Further down on the sheet there are several new seedlings that were tested for germination rates.  Two sister seedlings that I like very much, N161-1 and N161-2, are nice miniature Hulthemias that set loads of hips.  Usually, I will only pick 10-15 hips each of a new seed parent to check germination rates, so as not to waste too much seedling bench space.  With these two however, I had high hopes for them being good germinators and wanted to see the range of seedling possibilities, so I picked lots of hips and planted all of their seeds.  As you can see, out of 1,454 seeds of N161-2 that were planted, there have been ZERO germinations so far!  That is powerful evidence that time should not be wasted using it as a seed parent.  It is possible that these are both later germinators since the seed parent of these two is also a late germinator, so I will wait and keep my fingers crossed.  Later in the season, I will give an update on their final germination rates.

Sunday, February 5, 2012

Crested Moss Seedlings

The new 2012 seedlings are sprouting like crazy and some of my most hoped for crosses are showing excellent germination.  Shown below is a group of seedlings coming from a Hulthemia cross.
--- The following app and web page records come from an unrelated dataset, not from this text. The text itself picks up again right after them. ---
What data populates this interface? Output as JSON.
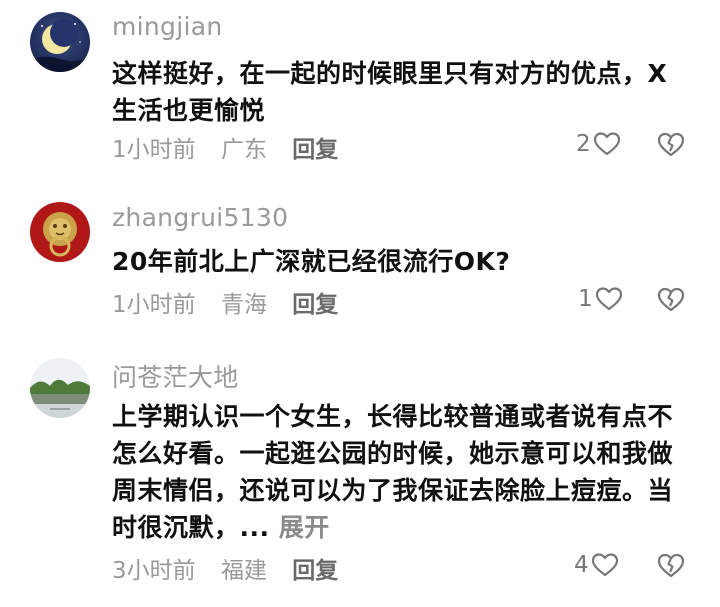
{
  "comments": [
    {
      "username": "mingjian",
      "text": "这样挺好，在一起的时候眼里只有对方的优点，X生活也更愉悦",
      "time": "1小时前",
      "location": "广东",
      "reply_label": "回复",
      "like_count": "2"
    },
    {
      "username": "zhangrui5130",
      "text": "20年前北上广深就已经很流行OK?",
      "time": "1小时前",
      "location": "青海",
      "reply_label": "回复",
      "like_count": "1"
    },
    {
      "username": "问苍茫大地",
      "text": "上学期认识一个女生，长得比较普通或者说有点不怎么好看。一起逛公园的时候，她示意可以和我做周末情侣，还说可以为了我保证去除脸上痘痘。当时很沉默，... ",
      "expand_label": "展开",
      "time": "3小时前",
      "location": "福建",
      "reply_label": "回复",
      "like_count": "4"
    }
  ],
  "colors": {
    "username": "#9a9a9a",
    "body_text": "#111111",
    "meta": "#9a9a9a",
    "icon": "#777777"
  }
}
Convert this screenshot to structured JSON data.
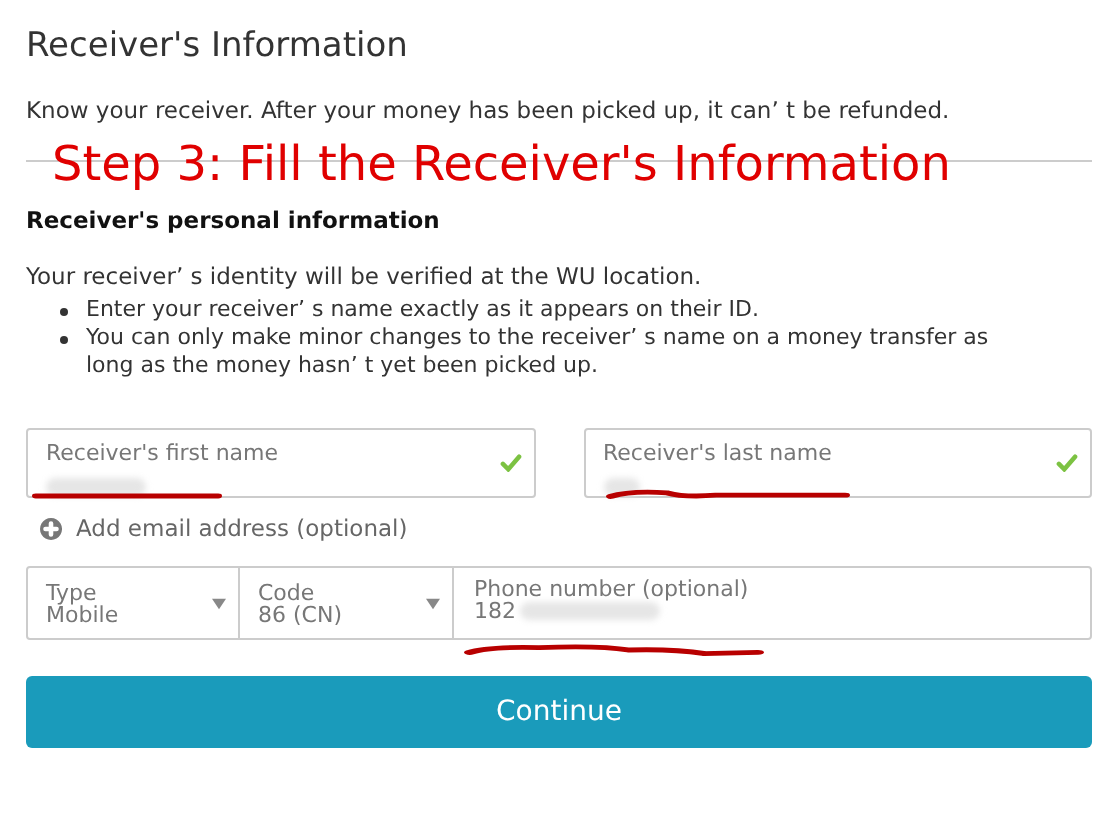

Although the development of new Hulthemia hybrids is my primary focus, I have interests in other unusual roses as well.  One of my other interests is to develop a good repeat blooming crested moss miniature rose.

On the website HelpMeFind, the crested moss trait is given this description: "The fringed and mossy sepals project from the buds in such a way that they resemble little three-cornered hats like the French tricorne that Napoleon often wore" (for more information about crested moss type roses, please google "Chapeau de Napoleon rose", or for an excellent description, please go to Paul Barden's website at  My interest in the crested moss roses was first piqued by Mr. Ralph Moore several years ago.  He spent more than 30 years working with the crested moss roses before he got any repeat blooming seedlings.  He ended up with a handful of repeat blooming crested moss varieties that have not been released.  One of his repeat blooming hybrids that I have had the opportunity to work with is his "Red Crested Moss".  It produces large red semi-double to double blooms and has a fair amount of cresting on its sepals.  Although it rarely sets hips (I have only seen one), it has proven to have good pollen fertility.  I had not used it much until last year, but was very happy to see that many hips were produced and was even more pleased to see an excellent germination rate among several of the crosses where it was used as the pollen parent.  The batch seen below, is from a cross of 'Pearl Sanford' X "Red Crested Moss". I may have planted them too densely to allow for good growth.

While it is possible that the first generation may not exhibit any of the crested moss type sepals, I am very excited to see what develops over the next few weeks!